Science has long treated religion as a set of personal beliefs that have
little to do with a rational understanding of the mind and the universe.
However, B. Alan Wallace, a respected Buddhist scholar, proposes that the
contemplative methodologies of Buddhism and of Western science are capable of
being integrated into a single discipline: contemplative science.
The science of consciousness introduces first-person methods of investigating
the mind through Buddhist contemplative techniques, such as samatha, an
organized, detailed system of training the attention. Just as scientists make
observations and conduct experiments with the aid of technology, contemplatives
have long tested their own theories with the help of highly developed meditative
skills of observation and experimentation. Contemplative science allows for a
deeper knowledge of mental phenomena, including a wide range of states of
consciousness, and its emphasis on strict mental discipline counteracts the
effects of conative (intention and desire), attentional, cognitive, and
Just as behaviorism, psychology, and neuroscience have all shed light on the
cognitive processes that enable us to survive and flourish, contemplative
science offers a groundbreaking perspective for expanding our capacity to
realize genuine well-being. It also forges a link between the material world and
the realm of the subconscious that transcends the traditional science-based

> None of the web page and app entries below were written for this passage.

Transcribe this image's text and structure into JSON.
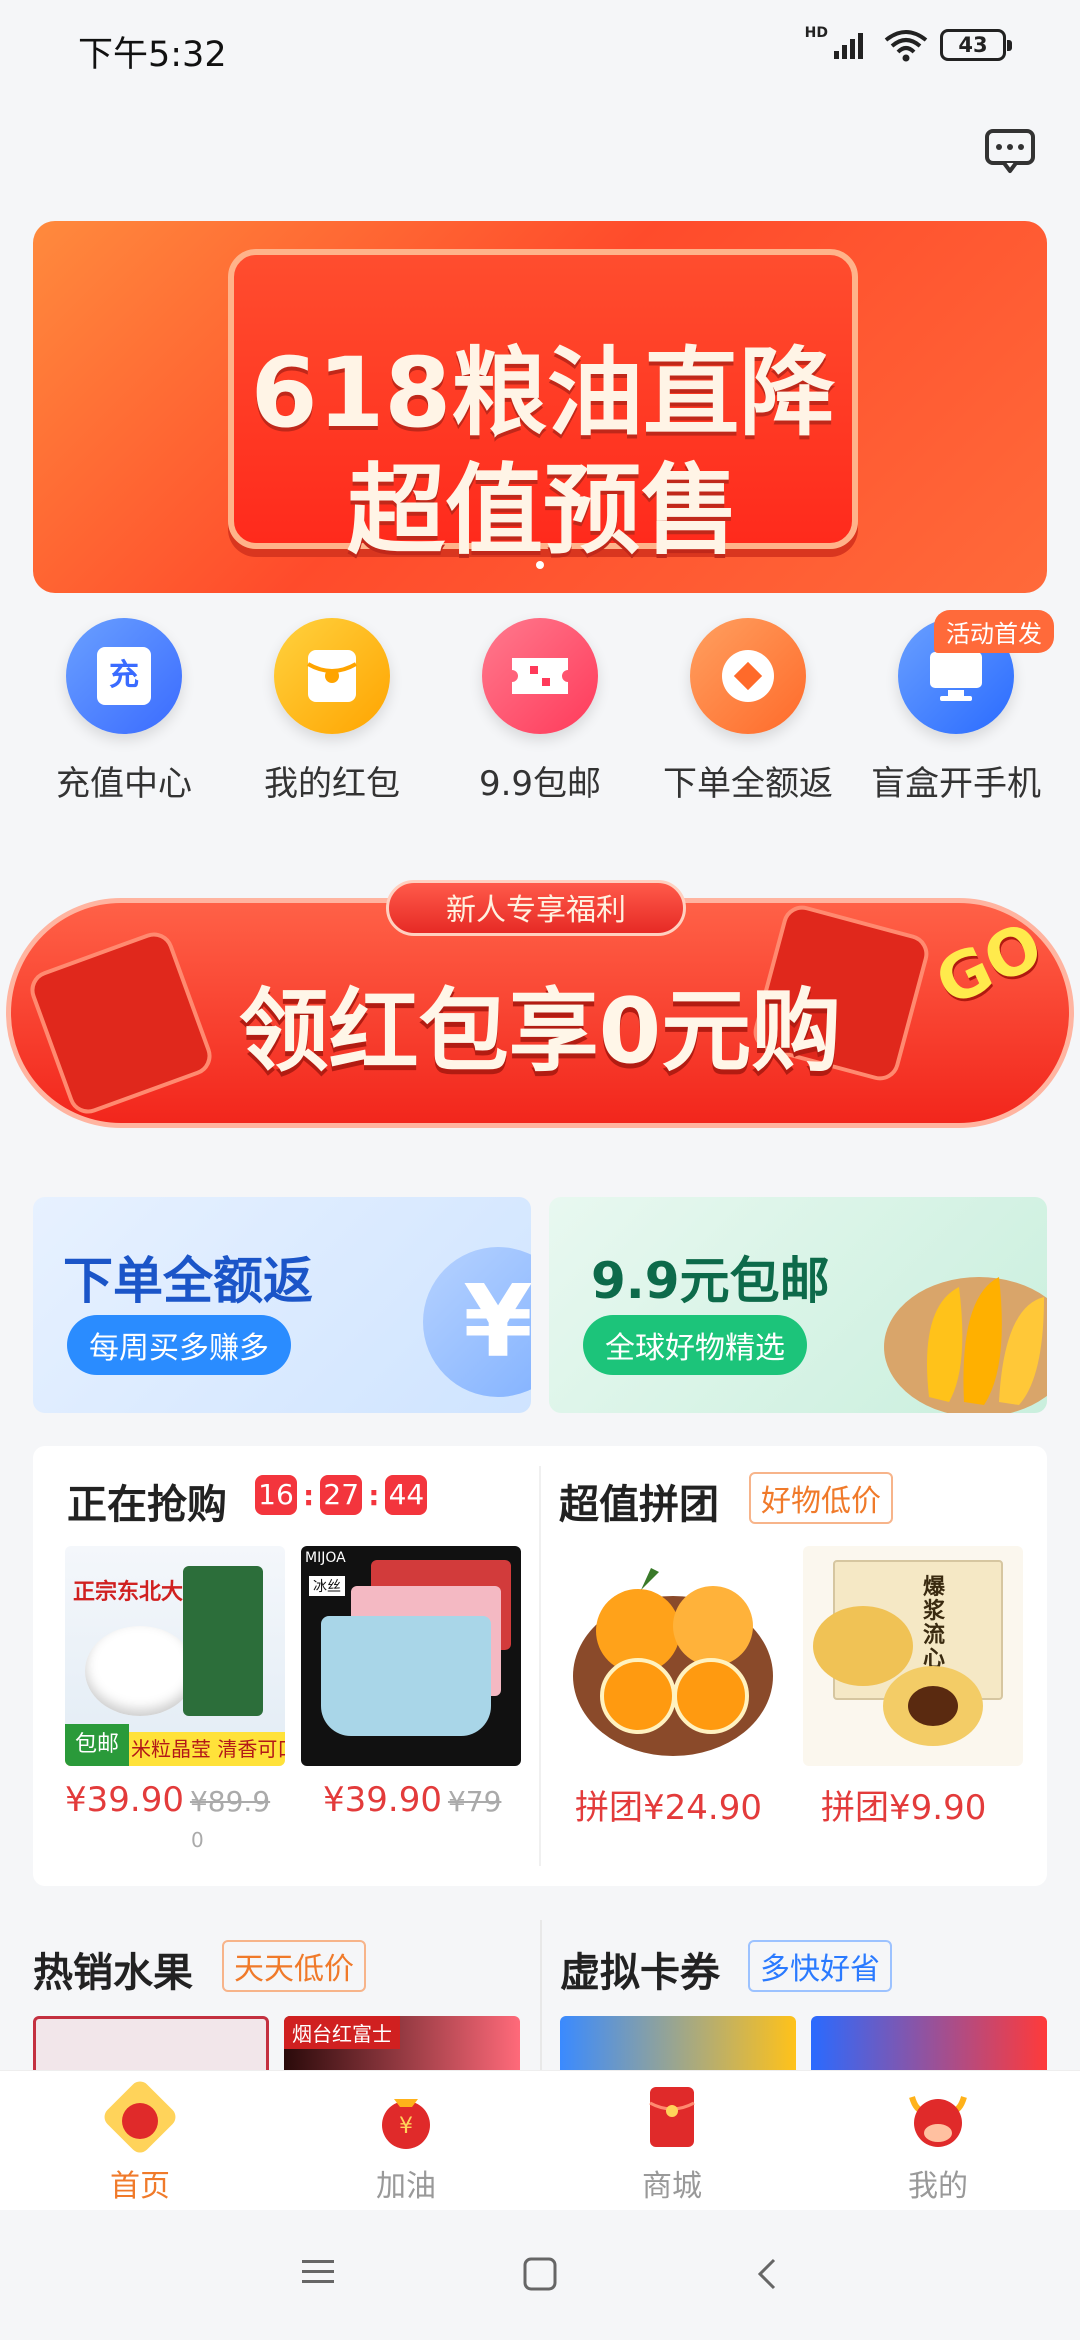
{
  "status": {
    "time": "下午5:32",
    "network": "HD",
    "battery": "43"
  },
  "banner": {
    "line1": "618粮油直降",
    "line2": "超值预售"
  },
  "quick_entries": [
    {
      "label": "充值中心",
      "icon": "recharge-icon",
      "glyph": "充",
      "color": "#4a7dff"
    },
    {
      "label": "我的红包",
      "icon": "red-packet-icon",
      "color": "#ffb21a"
    },
    {
      "label": "9.9包邮",
      "icon": "ticket-icon",
      "color": "#ff4f6b"
    },
    {
      "label": "下单全额返",
      "icon": "coin-return-icon",
      "color": "#ff7a3a"
    },
    {
      "label": "盲盒开手机",
      "icon": "monitor-icon",
      "color": "#3a7dff"
    }
  ],
  "activity_badge": "活动首发",
  "promo": {
    "tag": "新人专享福利",
    "title": "领红包享0元购",
    "go": "GO"
  },
  "feature_cards": {
    "fanli": {
      "title": "下单全额返",
      "pill": "每周买多赚多",
      "coin": "¥"
    },
    "baoyou": {
      "title": "9.9元包邮",
      "pill": "全球好物精选"
    }
  },
  "flash_sale": {
    "title": "正在抢购",
    "timer": [
      "16",
      "27",
      "44"
    ],
    "items": [
      {
        "price": "¥39.90",
        "orig": "¥89.9",
        "orig_tail": "0",
        "label": "正宗东北大米",
        "tag": "包邮",
        "sub": "米粒晶莹 清香可口"
      },
      {
        "price": "¥39.90",
        "orig": "¥79",
        "brand": "MIJOA",
        "sub": "冰丝"
      }
    ]
  },
  "group_buy": {
    "title": "超值拼团",
    "tag": "好物低价",
    "items": [
      {
        "price": "拼团¥24.90"
      },
      {
        "price": "拼团¥9.90",
        "label": "爆浆流心酥"
      }
    ]
  },
  "hot_fruit": {
    "title": "热销水果",
    "tag": "天天低价",
    "item_label": "烟台红富士"
  },
  "vouchers": {
    "title": "虚拟卡券",
    "tag": "多快好省"
  },
  "tabbar": [
    {
      "label": "首页",
      "active": true
    },
    {
      "label": "加油",
      "active": false
    },
    {
      "label": "商城",
      "active": false
    },
    {
      "label": "我的",
      "active": false
    }
  ]
}
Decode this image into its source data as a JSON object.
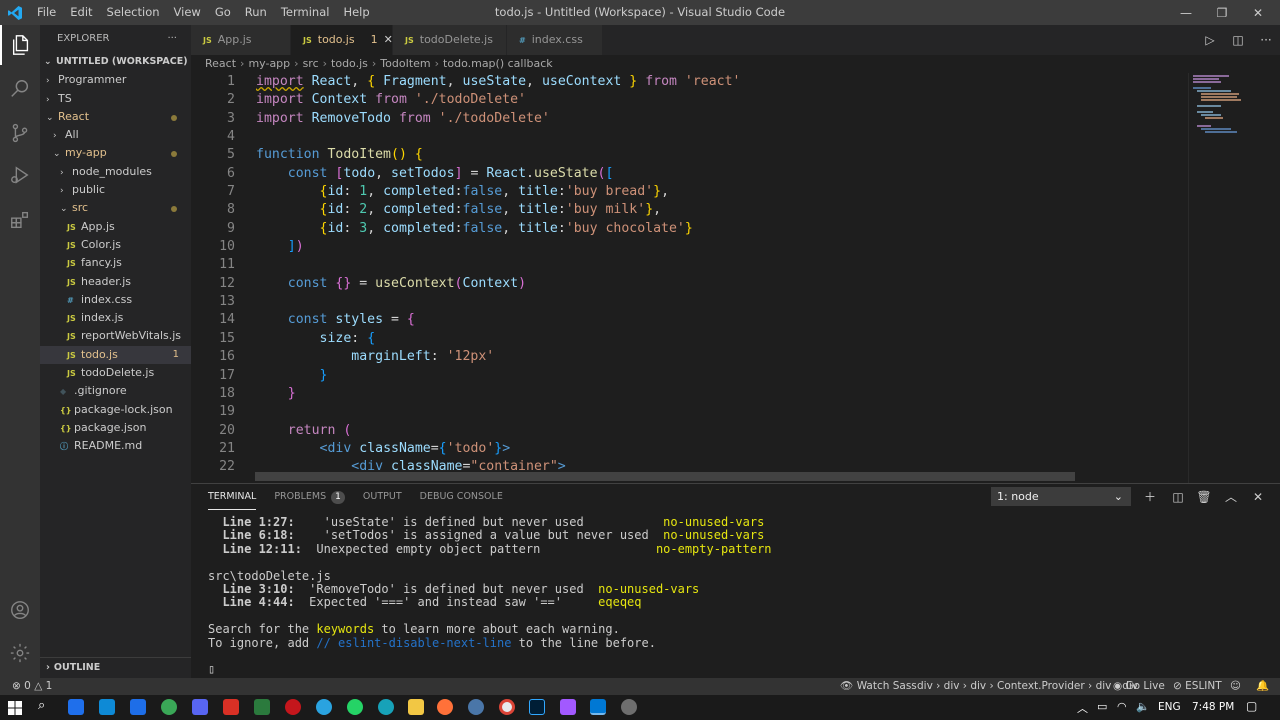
{
  "menu": [
    "File",
    "Edit",
    "Selection",
    "View",
    "Go",
    "Run",
    "Terminal",
    "Help"
  ],
  "window_title": "todo.js - Untitled (Workspace) - Visual Studio Code",
  "explorer": {
    "title": "EXPLORER",
    "more": "···",
    "workspace": "UNTITLED (WORKSPACE)",
    "items": [
      {
        "label": "Programmer",
        "indent": 1,
        "chev": "›"
      },
      {
        "label": "TS",
        "indent": 1,
        "chev": "›"
      },
      {
        "label": "React",
        "indent": 1,
        "chev": "⌄",
        "mod": true,
        "dot": true
      },
      {
        "label": "All",
        "indent": 2,
        "chev": "›"
      },
      {
        "label": "my-app",
        "indent": 2,
        "chev": "⌄",
        "mod": true,
        "dot": true
      },
      {
        "label": "node_modules",
        "indent": 3,
        "chev": "›"
      },
      {
        "label": "public",
        "indent": 3,
        "chev": "›"
      },
      {
        "label": "src",
        "indent": 3,
        "chev": "⌄",
        "mod": true,
        "dot": true
      },
      {
        "label": "App.js",
        "indent": 4,
        "icon": "JS",
        "type": "js"
      },
      {
        "label": "Color.js",
        "indent": 4,
        "icon": "JS",
        "type": "js"
      },
      {
        "label": "fancy.js",
        "indent": 4,
        "icon": "JS",
        "type": "js"
      },
      {
        "label": "header.js",
        "indent": 4,
        "icon": "JS",
        "type": "js"
      },
      {
        "label": "index.css",
        "indent": 4,
        "icon": "#",
        "type": "css"
      },
      {
        "label": "index.js",
        "indent": 4,
        "icon": "JS",
        "type": "js"
      },
      {
        "label": "reportWebVitals.js",
        "indent": 4,
        "icon": "JS",
        "type": "js"
      },
      {
        "label": "todo.js",
        "indent": 4,
        "icon": "JS",
        "type": "js",
        "selected": true,
        "mod": true,
        "badge": "1"
      },
      {
        "label": "todoDelete.js",
        "indent": 4,
        "icon": "JS",
        "type": "js"
      },
      {
        "label": ".gitignore",
        "indent": 3,
        "icon": "◆",
        "type": "git"
      },
      {
        "label": "package-lock.json",
        "indent": 3,
        "icon": "{}",
        "type": "json"
      },
      {
        "label": "package.json",
        "indent": 3,
        "icon": "{}",
        "type": "json"
      },
      {
        "label": "README.md",
        "indent": 3,
        "icon": "ⓘ",
        "type": "md"
      }
    ],
    "outline": "OUTLINE"
  },
  "tabs": [
    {
      "label": "App.js",
      "icon": "JS",
      "active": false
    },
    {
      "label": "todo.js",
      "icon": "JS",
      "active": true,
      "badge": "1",
      "close": "✕"
    },
    {
      "label": "todoDelete.js",
      "icon": "JS",
      "active": false
    },
    {
      "label": "index.css",
      "icon": "#",
      "active": false
    }
  ],
  "breadcrumb": [
    "React",
    "my-app",
    "src",
    "todo.js",
    "TodoItem",
    "todo.map() callback"
  ],
  "editor": {
    "lines": [
      [
        [
          "kw",
          "import"
        ],
        [
          "tx",
          " "
        ],
        [
          "va",
          "React"
        ],
        [
          "tx",
          ", "
        ],
        [
          "br1",
          "{"
        ],
        [
          "tx",
          " "
        ],
        [
          "va",
          "Fragment"
        ],
        [
          "tx",
          ", "
        ],
        [
          "va",
          "useState"
        ],
        [
          "tx",
          ", "
        ],
        [
          "va",
          "useContext"
        ],
        [
          "tx",
          " "
        ],
        [
          "br1",
          "}"
        ],
        [
          "tx",
          " "
        ],
        [
          "kw",
          "from"
        ],
        [
          "tx",
          " "
        ],
        [
          "st",
          "'react'"
        ]
      ],
      [
        [
          "kw",
          "import"
        ],
        [
          "tx",
          " "
        ],
        [
          "va",
          "Context"
        ],
        [
          "tx",
          " "
        ],
        [
          "kw",
          "from"
        ],
        [
          "tx",
          " "
        ],
        [
          "st",
          "'./todoDelete'"
        ]
      ],
      [
        [
          "kw",
          "import"
        ],
        [
          "tx",
          " "
        ],
        [
          "va",
          "RemoveTodo"
        ],
        [
          "tx",
          " "
        ],
        [
          "kw",
          "from"
        ],
        [
          "tx",
          " "
        ],
        [
          "st",
          "'./todoDelete'"
        ]
      ],
      [],
      [
        [
          "sk",
          "function"
        ],
        [
          "tx",
          " "
        ],
        [
          "fn",
          "TodoItem"
        ],
        [
          "br1",
          "()"
        ],
        [
          "tx",
          " "
        ],
        [
          "br1",
          "{"
        ]
      ],
      [
        [
          "tx",
          "    "
        ],
        [
          "sk",
          "const"
        ],
        [
          "tx",
          " "
        ],
        [
          "br2",
          "["
        ],
        [
          "va",
          "todo"
        ],
        [
          "tx",
          ", "
        ],
        [
          "va",
          "setTodos"
        ],
        [
          "br2",
          "]"
        ],
        [
          "tx",
          " = "
        ],
        [
          "va",
          "React"
        ],
        [
          "tx",
          "."
        ],
        [
          "fn",
          "useState"
        ],
        [
          "br2",
          "("
        ],
        [
          "br3",
          "["
        ]
      ],
      [
        [
          "tx",
          "        "
        ],
        [
          "br1",
          "{"
        ],
        [
          "va",
          "id"
        ],
        [
          "tx",
          ": "
        ],
        [
          "ty",
          "1"
        ],
        [
          "tx",
          ", "
        ],
        [
          "va",
          "completed"
        ],
        [
          "tx",
          ":"
        ],
        [
          "sk",
          "false"
        ],
        [
          "tx",
          ", "
        ],
        [
          "va",
          "title"
        ],
        [
          "tx",
          ":"
        ],
        [
          "st",
          "'buy bread'"
        ],
        [
          "br1",
          "}"
        ],
        [
          "tx",
          ","
        ]
      ],
      [
        [
          "tx",
          "        "
        ],
        [
          "br1",
          "{"
        ],
        [
          "va",
          "id"
        ],
        [
          "tx",
          ": "
        ],
        [
          "ty",
          "2"
        ],
        [
          "tx",
          ", "
        ],
        [
          "va",
          "completed"
        ],
        [
          "tx",
          ":"
        ],
        [
          "sk",
          "false"
        ],
        [
          "tx",
          ", "
        ],
        [
          "va",
          "title"
        ],
        [
          "tx",
          ":"
        ],
        [
          "st",
          "'buy milk'"
        ],
        [
          "br1",
          "}"
        ],
        [
          "tx",
          ","
        ]
      ],
      [
        [
          "tx",
          "        "
        ],
        [
          "br1",
          "{"
        ],
        [
          "va",
          "id"
        ],
        [
          "tx",
          ": "
        ],
        [
          "ty",
          "3"
        ],
        [
          "tx",
          ", "
        ],
        [
          "va",
          "completed"
        ],
        [
          "tx",
          ":"
        ],
        [
          "sk",
          "false"
        ],
        [
          "tx",
          ", "
        ],
        [
          "va",
          "title"
        ],
        [
          "tx",
          ":"
        ],
        [
          "st",
          "'buy chocolate'"
        ],
        [
          "br1",
          "}"
        ]
      ],
      [
        [
          "tx",
          "    "
        ],
        [
          "br3",
          "]"
        ],
        [
          "br2",
          ")"
        ]
      ],
      [],
      [
        [
          "tx",
          "    "
        ],
        [
          "sk",
          "const"
        ],
        [
          "tx",
          " "
        ],
        [
          "br2",
          "{}"
        ],
        [
          "tx",
          " = "
        ],
        [
          "fn",
          "useContext"
        ],
        [
          "br2",
          "("
        ],
        [
          "va",
          "Context"
        ],
        [
          "br2",
          ")"
        ]
      ],
      [],
      [
        [
          "tx",
          "    "
        ],
        [
          "sk",
          "const"
        ],
        [
          "tx",
          " "
        ],
        [
          "va",
          "styles"
        ],
        [
          "tx",
          " = "
        ],
        [
          "br2",
          "{"
        ]
      ],
      [
        [
          "tx",
          "        "
        ],
        [
          "va",
          "size"
        ],
        [
          "tx",
          ": "
        ],
        [
          "br3",
          "{"
        ]
      ],
      [
        [
          "tx",
          "            "
        ],
        [
          "va",
          "marginLeft"
        ],
        [
          "tx",
          ": "
        ],
        [
          "st",
          "'12px'"
        ]
      ],
      [
        [
          "tx",
          "        "
        ],
        [
          "br3",
          "}"
        ]
      ],
      [
        [
          "tx",
          "    "
        ],
        [
          "br2",
          "}"
        ]
      ],
      [],
      [
        [
          "tx",
          "    "
        ],
        [
          "kw",
          "return"
        ],
        [
          "tx",
          " "
        ],
        [
          "br2",
          "("
        ]
      ],
      [
        [
          "tx",
          "        "
        ],
        [
          "sk",
          "<div"
        ],
        [
          "tx",
          " "
        ],
        [
          "va",
          "className"
        ],
        [
          "tx",
          "="
        ],
        [
          "br3",
          "{"
        ],
        [
          "st",
          "'todo'"
        ],
        [
          "br3",
          "}"
        ],
        [
          "sk",
          ">"
        ]
      ],
      [
        [
          "tx",
          "            "
        ],
        [
          "sk",
          "<div"
        ],
        [
          "tx",
          " "
        ],
        [
          "va",
          "className"
        ],
        [
          "tx",
          "="
        ],
        [
          "st",
          "\"container\""
        ],
        [
          "sk",
          ">"
        ]
      ]
    ]
  },
  "panel": {
    "tabs": [
      {
        "label": "TERMINAL",
        "active": true
      },
      {
        "label": "PROBLEMS",
        "badge": "1"
      },
      {
        "label": "OUTPUT"
      },
      {
        "label": "DEBUG CONSOLE"
      }
    ],
    "terminal_select": "1: node",
    "terminal_lines": [
      [
        [
          "b",
          "  Line 1:27:  "
        ],
        [
          "n",
          "  'useState' is defined but never used           "
        ],
        [
          "y",
          "no-unused-vars"
        ]
      ],
      [
        [
          "b",
          "  Line 6:18:  "
        ],
        [
          "n",
          "  'setTodos' is assigned a value but never used  "
        ],
        [
          "y",
          "no-unused-vars"
        ]
      ],
      [
        [
          "b",
          "  Line 12:11: "
        ],
        [
          "n",
          " Unexpected empty object pattern                "
        ],
        [
          "y",
          "no-empty-pattern"
        ]
      ],
      [
        [
          "n",
          ""
        ]
      ],
      [
        [
          "n",
          "src\\todoDelete.js"
        ]
      ],
      [
        [
          "b",
          "  Line 3:10: "
        ],
        [
          "n",
          " 'RemoveTodo' is defined but never used  "
        ],
        [
          "y",
          "no-unused-vars"
        ]
      ],
      [
        [
          "b",
          "  Line 4:44: "
        ],
        [
          "n",
          " Expected '===' and instead saw '=='     "
        ],
        [
          "y",
          "eqeqeq"
        ]
      ],
      [
        [
          "n",
          ""
        ]
      ],
      [
        [
          "n",
          "Search for the "
        ],
        [
          "y",
          "keywords"
        ],
        [
          "n",
          " to learn more about each warning."
        ]
      ],
      [
        [
          "n",
          "To ignore, add "
        ],
        [
          "u",
          "// eslint-disable-next-line"
        ],
        [
          "n",
          " to the line before."
        ]
      ],
      [
        [
          "n",
          ""
        ]
      ],
      [
        [
          "n",
          "▯"
        ]
      ]
    ]
  },
  "status": {
    "errors": "0",
    "warnings": "1",
    "watch_sass": "Watch Sass",
    "crumbs": "div › div › div › Context.Provider › div › div",
    "go_live": "Go Live",
    "eslint": "ESLINT"
  },
  "taskbar": {
    "lang": "ENG",
    "time": "7:48 PM"
  }
}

understanding of the self.
Contemplative Science : Where Buddhism and Neuroscience Converge, Alan Wallace, Brian Model, Columbia Universty Press, 2006, 211 Pages, $29.50